Alzheimer’s Disease, a genetic disorder that often inflicts memory loss and dementia in aged patients, has been at the core of recent study which tested the use of the video game Sea Hero Quest as a means to assist in early diagnoses of the illness. A mobile VR game developed by Glitchers, Deutsche Telekom and a bevvy of European universities has proved to be an invaluable resource in researching Alzheimer’s. Conductors of the project cite that through the three million players who downloaded the game, over the course of three years, they’ve obtained 1700 hours of practical research data on the debilitating disease.
Sea Hero Quest is a simple adventure/memory game that tasks players with first sailing a boat to a series of islands presented on a map and then remembering their locations once the map is taken away. A very simple concept that has proved monumentally useful, Sea Hero Quest was designed with the intention of data collection in mind. Researchers involved with the project specifically studied players who had the APOE4 gene, a trait that is believed to increase the odds of developing dementia in older ages. Researchers were able to draw a conclusion from the data, which showed that carriers of the gene consistently performed worse in spatial navigation challenges and tended to take less optimised paths to their objective.

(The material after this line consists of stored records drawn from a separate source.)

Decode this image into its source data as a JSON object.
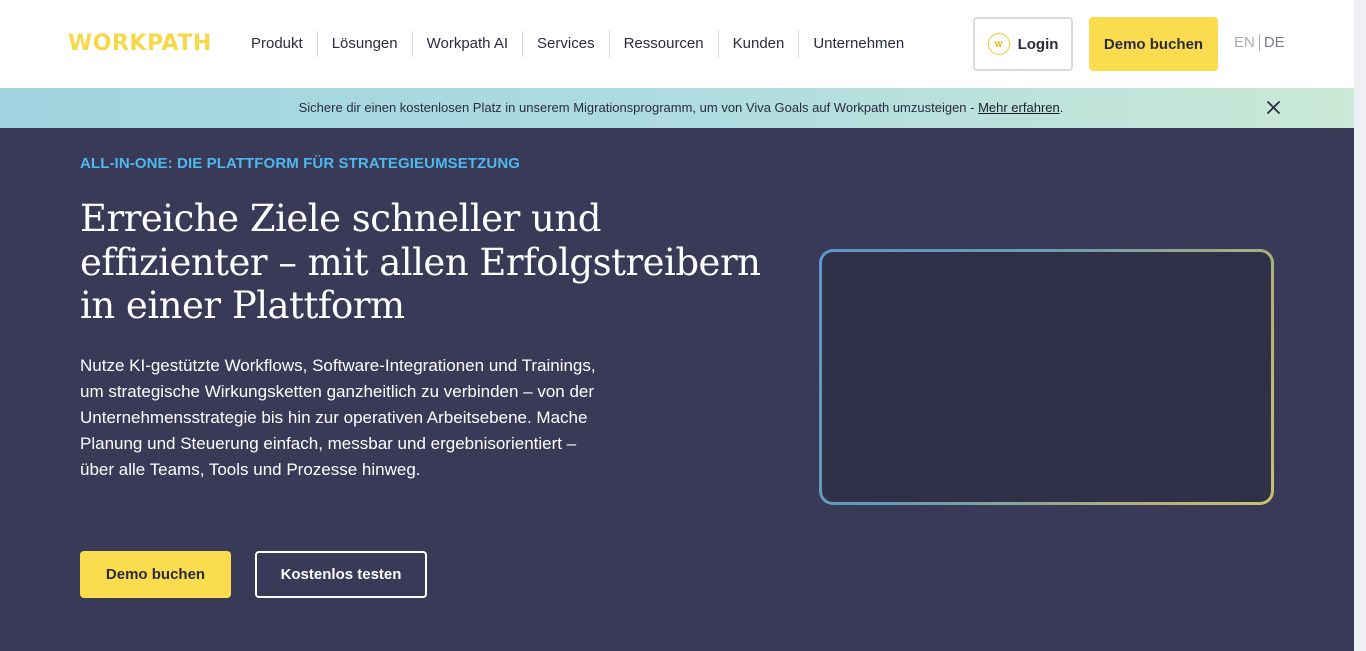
{
  "header": {
    "logo": "WORKPATH",
    "nav": [
      "Produkt",
      "Lösungen",
      "Workpath AI",
      "Services",
      "Ressourcen",
      "Kunden",
      "Unternehmen"
    ],
    "login_label": "Login",
    "login_icon_glyph": "W",
    "demo_label": "Demo buchen",
    "lang_en": "EN",
    "lang_de": "DE"
  },
  "banner": {
    "text": "Sichere dir einen kostenlosen Platz in unserem Migrationsprogramm, um von Viva Goals auf Workpath umzusteigen - ",
    "link": "Mehr erfahren",
    "suffix": "."
  },
  "hero": {
    "eyebrow": "ALL-IN-ONE: DIE PLATTFORM FÜR STRATEGIEUMSETZUNG",
    "headline": "Erreiche Ziele schneller und effizienter – mit allen Erfolgstreibern in einer Plattform",
    "body": "Nutze KI-gestützte Workflows, Software-Integrationen und Trainings, um strategische Wirkungsketten ganzheitlich zu verbinden – von der Unternehmensstrategie bis hin zur operativen Arbeitsebene. Mache Planung und Steuerung einfach, messbar und ergebnisorientiert – über alle Teams, Tools und Prozesse hinweg.",
    "cta_primary": "Demo buchen",
    "cta_secondary": "Kostenlos testen"
  },
  "colors": {
    "brand_yellow": "#fbdc4e",
    "hero_bg": "#383a57",
    "eyebrow_blue": "#4fb8ee"
  }
}
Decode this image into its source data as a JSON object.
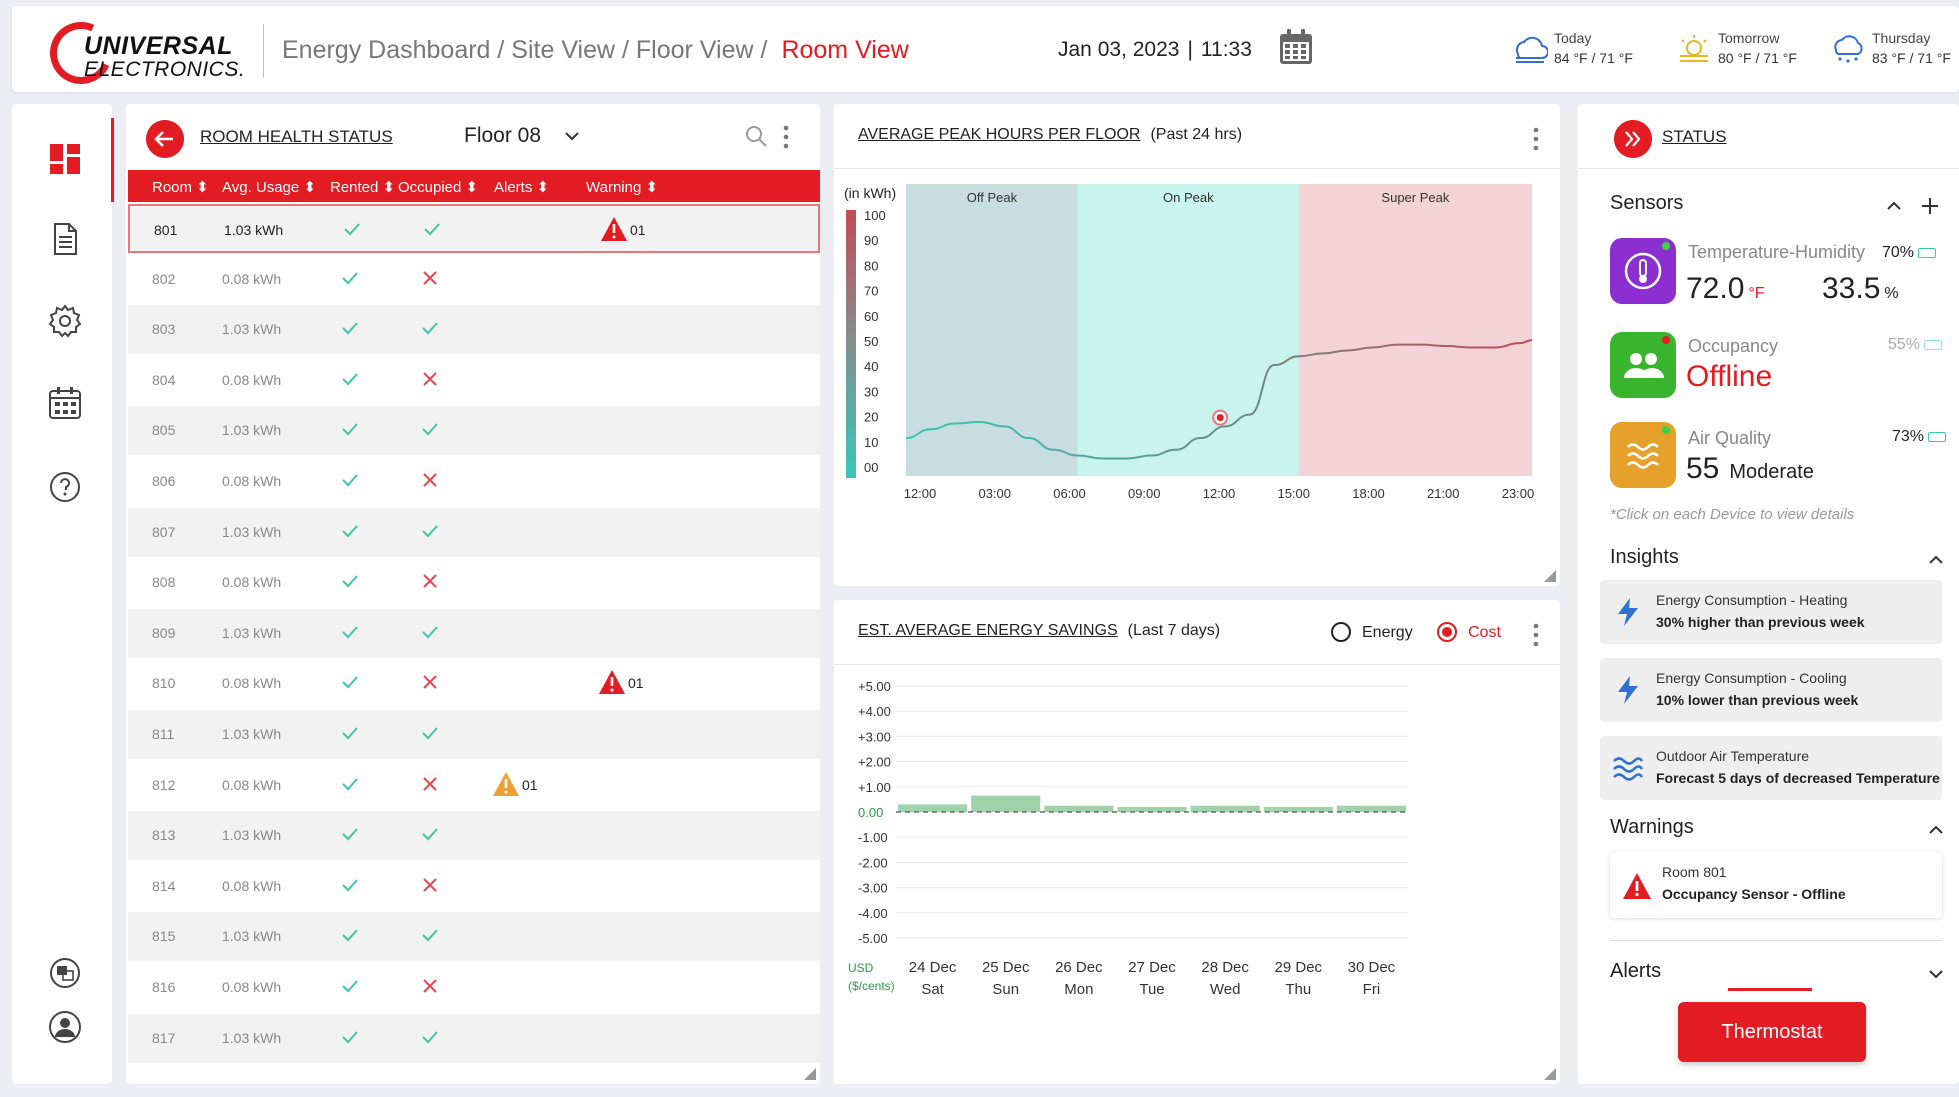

Professor Michael Hornberger, the lead researcher of the program, says that the data obtained from Sea Hero Quest has proved invaluable in expanding their diagnostic criteria for Alzheimer’s. Hornberger stated, “Current diagnosis of dementia is strongly based on memory symptoms…(recent) evidence shows that subtle spatial navigation and awareness deficits can precede memory symptoms by many years”. With this development, medical experts now have the ability to identify patients who may be in the early stages of Alzheimer’s but would not show any recognisable symptoms.
If you’re at all interested in the study, the full journal article which includes all the project’s findings can be found here.
Last Updated: April 29, 2019